* [Dataset excerpts]:
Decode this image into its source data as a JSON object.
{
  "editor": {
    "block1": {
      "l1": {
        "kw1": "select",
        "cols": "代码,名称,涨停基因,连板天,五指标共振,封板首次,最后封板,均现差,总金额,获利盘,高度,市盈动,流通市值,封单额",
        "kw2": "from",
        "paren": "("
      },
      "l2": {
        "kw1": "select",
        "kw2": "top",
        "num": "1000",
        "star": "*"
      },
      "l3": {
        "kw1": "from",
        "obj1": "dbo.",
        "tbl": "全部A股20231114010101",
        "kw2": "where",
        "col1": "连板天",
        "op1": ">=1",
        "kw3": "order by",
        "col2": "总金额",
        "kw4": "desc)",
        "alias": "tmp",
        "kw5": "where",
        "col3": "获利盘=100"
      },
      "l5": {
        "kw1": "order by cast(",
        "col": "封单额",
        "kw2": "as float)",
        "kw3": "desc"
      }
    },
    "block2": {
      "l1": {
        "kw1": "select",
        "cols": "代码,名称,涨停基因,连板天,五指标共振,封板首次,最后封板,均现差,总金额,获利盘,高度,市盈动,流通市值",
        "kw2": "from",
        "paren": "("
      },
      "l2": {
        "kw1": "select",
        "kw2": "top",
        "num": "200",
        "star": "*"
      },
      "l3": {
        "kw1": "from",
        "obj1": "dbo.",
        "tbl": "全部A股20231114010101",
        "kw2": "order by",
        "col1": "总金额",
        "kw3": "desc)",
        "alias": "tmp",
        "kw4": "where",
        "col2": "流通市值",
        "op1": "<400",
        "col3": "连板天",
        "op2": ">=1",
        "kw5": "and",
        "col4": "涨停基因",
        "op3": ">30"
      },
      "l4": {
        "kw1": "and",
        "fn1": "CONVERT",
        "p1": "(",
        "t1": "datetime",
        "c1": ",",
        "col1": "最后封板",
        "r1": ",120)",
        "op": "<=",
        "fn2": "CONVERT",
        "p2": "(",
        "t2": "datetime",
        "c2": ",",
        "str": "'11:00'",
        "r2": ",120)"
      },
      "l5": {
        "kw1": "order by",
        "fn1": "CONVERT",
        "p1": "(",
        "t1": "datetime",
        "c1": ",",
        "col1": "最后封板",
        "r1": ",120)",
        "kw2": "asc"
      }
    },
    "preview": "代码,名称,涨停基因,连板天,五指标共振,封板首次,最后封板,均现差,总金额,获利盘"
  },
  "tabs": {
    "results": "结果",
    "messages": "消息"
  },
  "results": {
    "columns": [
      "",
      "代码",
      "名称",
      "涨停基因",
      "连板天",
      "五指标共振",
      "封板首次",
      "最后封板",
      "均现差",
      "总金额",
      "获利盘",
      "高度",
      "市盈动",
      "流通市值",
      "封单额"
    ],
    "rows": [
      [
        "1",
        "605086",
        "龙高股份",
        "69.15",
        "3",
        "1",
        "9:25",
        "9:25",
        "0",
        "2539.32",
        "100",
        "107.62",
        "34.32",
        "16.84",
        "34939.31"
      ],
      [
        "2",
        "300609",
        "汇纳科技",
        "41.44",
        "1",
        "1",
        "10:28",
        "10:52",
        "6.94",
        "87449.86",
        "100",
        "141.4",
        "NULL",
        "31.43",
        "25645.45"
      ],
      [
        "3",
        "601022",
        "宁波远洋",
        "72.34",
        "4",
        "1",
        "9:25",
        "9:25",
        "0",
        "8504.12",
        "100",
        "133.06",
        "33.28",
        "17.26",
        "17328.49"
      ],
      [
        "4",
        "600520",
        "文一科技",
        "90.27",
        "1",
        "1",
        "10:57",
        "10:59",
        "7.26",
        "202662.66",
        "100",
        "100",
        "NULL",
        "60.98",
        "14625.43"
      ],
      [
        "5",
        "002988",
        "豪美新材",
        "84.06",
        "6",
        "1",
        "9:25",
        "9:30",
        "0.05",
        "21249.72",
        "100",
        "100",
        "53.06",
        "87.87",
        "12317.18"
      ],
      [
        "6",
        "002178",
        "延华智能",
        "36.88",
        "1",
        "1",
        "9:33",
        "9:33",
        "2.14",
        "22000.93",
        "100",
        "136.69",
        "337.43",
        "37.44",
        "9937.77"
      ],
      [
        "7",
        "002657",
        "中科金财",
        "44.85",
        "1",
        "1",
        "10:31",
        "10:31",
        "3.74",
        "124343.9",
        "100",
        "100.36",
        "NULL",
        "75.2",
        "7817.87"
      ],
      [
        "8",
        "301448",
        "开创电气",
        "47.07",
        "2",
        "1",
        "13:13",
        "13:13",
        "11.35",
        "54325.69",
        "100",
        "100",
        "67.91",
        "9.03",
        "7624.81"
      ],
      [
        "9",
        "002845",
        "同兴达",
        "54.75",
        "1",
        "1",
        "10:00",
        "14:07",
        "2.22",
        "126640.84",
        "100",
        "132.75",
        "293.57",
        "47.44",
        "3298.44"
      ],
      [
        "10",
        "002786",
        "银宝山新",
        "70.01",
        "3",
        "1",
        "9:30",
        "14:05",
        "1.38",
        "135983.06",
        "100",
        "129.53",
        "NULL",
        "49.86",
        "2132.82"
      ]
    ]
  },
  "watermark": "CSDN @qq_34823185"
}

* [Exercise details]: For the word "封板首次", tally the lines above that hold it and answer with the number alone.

* [Answer section]: 4